REQUIREMENT – Gather, from the data below, each line in which the word "true" occurs.

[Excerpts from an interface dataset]
= Beginning of Section =

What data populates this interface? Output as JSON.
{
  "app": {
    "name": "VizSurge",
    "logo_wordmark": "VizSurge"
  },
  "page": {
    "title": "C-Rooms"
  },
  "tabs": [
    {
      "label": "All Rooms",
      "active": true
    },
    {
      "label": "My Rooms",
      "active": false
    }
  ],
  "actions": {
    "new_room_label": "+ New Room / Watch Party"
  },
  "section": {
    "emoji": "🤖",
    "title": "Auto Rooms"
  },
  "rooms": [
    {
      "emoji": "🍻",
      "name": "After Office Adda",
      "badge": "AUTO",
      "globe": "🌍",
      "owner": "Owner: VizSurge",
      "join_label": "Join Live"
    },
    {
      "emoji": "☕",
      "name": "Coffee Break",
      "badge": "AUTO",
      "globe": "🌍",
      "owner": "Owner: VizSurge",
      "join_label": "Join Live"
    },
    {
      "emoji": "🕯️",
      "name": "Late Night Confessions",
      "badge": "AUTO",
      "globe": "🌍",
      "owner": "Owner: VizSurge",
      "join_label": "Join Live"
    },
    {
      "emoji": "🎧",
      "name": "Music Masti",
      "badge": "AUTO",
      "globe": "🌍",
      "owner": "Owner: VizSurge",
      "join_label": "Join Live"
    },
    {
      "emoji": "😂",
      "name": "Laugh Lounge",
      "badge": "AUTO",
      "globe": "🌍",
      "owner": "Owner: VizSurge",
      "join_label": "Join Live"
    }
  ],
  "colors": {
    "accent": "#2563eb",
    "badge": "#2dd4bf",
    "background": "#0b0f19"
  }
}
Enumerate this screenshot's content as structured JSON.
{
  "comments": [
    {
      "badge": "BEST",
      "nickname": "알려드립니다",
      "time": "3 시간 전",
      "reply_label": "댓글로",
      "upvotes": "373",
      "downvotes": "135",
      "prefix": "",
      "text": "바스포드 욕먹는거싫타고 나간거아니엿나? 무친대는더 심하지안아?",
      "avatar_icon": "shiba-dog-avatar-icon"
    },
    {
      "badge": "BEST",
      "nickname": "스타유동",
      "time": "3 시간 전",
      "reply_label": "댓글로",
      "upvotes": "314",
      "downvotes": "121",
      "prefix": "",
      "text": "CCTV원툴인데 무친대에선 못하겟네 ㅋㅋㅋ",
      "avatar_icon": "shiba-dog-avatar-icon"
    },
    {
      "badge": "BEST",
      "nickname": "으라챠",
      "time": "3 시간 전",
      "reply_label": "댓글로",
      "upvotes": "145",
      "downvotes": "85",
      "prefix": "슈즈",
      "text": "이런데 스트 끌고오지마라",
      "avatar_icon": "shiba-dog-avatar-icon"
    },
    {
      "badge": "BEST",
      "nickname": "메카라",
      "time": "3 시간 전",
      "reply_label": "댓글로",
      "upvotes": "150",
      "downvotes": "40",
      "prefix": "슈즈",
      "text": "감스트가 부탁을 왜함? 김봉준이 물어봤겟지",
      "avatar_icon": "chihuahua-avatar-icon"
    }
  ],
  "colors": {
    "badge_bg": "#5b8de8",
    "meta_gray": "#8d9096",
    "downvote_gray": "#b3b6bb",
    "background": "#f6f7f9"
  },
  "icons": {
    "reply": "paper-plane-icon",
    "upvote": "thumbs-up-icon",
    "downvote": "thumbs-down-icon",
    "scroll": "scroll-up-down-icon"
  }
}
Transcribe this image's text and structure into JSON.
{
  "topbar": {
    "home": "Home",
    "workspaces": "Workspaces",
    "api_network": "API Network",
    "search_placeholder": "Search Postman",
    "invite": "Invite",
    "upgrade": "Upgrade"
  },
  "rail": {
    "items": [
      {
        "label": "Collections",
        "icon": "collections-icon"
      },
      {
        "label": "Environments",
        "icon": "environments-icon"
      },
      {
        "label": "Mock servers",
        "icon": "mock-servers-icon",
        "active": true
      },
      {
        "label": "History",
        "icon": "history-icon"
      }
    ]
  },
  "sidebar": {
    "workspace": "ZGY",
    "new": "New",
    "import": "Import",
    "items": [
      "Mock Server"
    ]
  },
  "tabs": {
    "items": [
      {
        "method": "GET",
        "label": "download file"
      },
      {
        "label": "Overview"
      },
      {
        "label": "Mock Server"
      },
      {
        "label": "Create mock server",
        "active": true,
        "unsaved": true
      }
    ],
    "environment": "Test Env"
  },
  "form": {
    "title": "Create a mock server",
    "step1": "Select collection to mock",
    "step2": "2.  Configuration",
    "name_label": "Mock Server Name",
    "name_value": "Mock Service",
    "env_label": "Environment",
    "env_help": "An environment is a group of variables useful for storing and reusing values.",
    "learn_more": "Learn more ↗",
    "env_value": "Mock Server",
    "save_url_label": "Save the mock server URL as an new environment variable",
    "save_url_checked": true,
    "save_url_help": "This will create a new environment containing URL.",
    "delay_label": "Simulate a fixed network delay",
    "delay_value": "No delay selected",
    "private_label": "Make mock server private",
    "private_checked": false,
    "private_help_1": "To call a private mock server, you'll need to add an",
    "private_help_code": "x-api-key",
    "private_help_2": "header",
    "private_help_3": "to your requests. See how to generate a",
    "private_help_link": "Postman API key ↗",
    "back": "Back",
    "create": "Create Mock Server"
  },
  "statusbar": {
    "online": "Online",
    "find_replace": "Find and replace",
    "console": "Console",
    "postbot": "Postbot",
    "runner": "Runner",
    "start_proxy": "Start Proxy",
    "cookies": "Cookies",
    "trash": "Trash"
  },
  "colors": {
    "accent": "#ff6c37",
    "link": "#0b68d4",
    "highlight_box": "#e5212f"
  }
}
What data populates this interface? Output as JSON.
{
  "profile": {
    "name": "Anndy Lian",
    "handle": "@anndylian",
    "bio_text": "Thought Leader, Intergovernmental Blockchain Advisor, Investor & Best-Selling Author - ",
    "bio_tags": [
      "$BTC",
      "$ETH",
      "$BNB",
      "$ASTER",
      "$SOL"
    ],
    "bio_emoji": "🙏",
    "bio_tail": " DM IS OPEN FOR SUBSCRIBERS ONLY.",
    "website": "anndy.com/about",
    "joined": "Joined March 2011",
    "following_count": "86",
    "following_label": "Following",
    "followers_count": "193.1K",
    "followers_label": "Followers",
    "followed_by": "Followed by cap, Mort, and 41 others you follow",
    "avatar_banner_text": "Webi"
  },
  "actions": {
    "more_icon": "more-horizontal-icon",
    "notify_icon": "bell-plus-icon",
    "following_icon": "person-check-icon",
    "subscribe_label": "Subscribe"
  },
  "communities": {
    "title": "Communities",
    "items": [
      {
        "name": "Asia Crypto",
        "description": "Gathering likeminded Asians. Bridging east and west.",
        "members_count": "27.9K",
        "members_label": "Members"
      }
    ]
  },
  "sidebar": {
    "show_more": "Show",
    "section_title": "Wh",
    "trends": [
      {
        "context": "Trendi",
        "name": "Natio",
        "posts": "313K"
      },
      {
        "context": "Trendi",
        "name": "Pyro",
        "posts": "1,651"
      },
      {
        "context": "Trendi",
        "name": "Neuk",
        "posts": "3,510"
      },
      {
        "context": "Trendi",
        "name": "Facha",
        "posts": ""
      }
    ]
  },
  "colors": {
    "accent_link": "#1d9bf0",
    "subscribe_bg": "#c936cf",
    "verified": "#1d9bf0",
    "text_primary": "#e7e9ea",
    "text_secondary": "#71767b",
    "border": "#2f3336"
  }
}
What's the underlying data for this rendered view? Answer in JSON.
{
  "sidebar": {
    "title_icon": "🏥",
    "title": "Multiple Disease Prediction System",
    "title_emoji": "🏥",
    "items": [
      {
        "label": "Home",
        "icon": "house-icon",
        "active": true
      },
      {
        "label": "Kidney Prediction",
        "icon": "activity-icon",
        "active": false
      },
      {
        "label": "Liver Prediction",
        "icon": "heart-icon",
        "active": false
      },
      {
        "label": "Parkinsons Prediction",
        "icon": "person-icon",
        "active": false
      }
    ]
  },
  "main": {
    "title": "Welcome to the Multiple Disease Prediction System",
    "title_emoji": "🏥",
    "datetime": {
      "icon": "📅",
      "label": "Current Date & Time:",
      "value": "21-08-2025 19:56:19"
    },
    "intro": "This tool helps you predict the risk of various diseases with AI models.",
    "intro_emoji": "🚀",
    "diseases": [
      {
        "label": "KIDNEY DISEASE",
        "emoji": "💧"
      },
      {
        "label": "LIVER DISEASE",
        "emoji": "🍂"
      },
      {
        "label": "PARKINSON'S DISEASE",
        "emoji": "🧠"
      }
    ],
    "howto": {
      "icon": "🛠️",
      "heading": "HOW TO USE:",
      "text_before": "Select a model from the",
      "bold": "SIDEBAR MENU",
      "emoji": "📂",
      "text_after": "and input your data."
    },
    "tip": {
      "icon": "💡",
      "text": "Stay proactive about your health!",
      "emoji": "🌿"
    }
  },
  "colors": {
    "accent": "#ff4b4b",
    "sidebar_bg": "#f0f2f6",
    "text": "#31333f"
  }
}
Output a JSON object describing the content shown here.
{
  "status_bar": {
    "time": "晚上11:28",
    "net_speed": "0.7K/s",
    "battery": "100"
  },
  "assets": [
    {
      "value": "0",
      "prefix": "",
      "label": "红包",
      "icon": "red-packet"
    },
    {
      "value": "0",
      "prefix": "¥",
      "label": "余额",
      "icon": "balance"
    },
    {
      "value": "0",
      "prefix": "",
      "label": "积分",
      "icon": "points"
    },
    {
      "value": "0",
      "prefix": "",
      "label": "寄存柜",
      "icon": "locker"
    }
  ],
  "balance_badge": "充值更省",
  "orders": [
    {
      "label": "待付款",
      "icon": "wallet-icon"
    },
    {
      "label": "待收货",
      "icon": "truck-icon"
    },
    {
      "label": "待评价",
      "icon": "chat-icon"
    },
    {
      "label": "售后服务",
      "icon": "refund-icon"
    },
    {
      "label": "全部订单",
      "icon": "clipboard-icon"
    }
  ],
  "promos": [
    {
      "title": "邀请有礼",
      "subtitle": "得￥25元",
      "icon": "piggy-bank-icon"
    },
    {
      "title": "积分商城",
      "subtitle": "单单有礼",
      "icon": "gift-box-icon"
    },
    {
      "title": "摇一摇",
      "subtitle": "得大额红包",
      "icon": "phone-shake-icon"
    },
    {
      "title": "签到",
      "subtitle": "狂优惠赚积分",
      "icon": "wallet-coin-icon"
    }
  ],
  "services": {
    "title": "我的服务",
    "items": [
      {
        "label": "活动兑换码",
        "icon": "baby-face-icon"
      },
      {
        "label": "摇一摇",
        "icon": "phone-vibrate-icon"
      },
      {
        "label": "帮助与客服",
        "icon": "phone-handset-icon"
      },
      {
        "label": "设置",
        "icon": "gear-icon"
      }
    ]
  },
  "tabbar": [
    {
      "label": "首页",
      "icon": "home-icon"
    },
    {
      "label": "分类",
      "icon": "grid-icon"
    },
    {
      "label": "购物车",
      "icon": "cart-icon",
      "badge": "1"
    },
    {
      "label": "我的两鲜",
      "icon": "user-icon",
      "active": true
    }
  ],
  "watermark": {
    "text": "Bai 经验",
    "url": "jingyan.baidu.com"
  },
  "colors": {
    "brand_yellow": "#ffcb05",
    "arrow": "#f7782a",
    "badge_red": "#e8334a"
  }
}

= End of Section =

TASK RESULT –
      "active": true
        "active": true
        "active": true,
        "unsaved": true
    "save_url_checked": true,
        "active": true
      "active": true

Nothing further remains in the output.